Your objective: Your answer is a copy of every line in the records where "title" appears.

Entries from a dataset of interfaces
>>
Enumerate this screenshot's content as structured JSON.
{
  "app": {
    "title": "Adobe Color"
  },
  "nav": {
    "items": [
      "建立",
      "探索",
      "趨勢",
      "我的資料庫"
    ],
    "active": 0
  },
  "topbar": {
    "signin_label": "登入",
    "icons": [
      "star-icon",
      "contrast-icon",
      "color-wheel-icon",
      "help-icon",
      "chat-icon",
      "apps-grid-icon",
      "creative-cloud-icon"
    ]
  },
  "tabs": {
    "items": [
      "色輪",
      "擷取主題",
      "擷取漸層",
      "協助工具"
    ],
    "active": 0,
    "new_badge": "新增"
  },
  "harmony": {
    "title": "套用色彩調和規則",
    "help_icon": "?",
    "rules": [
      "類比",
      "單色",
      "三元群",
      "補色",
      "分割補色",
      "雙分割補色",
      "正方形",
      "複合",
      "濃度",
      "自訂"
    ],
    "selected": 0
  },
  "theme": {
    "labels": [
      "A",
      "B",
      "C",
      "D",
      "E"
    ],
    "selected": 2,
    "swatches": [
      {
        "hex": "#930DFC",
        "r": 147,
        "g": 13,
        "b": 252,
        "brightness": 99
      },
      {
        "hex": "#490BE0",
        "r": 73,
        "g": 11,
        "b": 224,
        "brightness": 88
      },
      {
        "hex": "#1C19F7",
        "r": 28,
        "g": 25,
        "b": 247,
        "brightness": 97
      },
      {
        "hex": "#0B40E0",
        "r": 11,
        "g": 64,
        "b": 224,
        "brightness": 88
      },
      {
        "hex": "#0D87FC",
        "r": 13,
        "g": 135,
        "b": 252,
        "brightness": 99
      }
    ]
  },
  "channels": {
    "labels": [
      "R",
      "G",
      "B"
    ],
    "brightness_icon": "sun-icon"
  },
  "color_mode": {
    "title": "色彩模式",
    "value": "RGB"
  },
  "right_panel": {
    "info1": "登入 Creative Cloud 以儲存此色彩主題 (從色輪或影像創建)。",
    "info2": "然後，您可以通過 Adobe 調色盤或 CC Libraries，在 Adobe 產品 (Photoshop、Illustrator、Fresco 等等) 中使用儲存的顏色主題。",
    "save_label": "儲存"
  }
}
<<
Solution to the exercise:
    "title": "Adobe Color"
    "title": "套用色彩調和規則",
    "title": "色彩模式",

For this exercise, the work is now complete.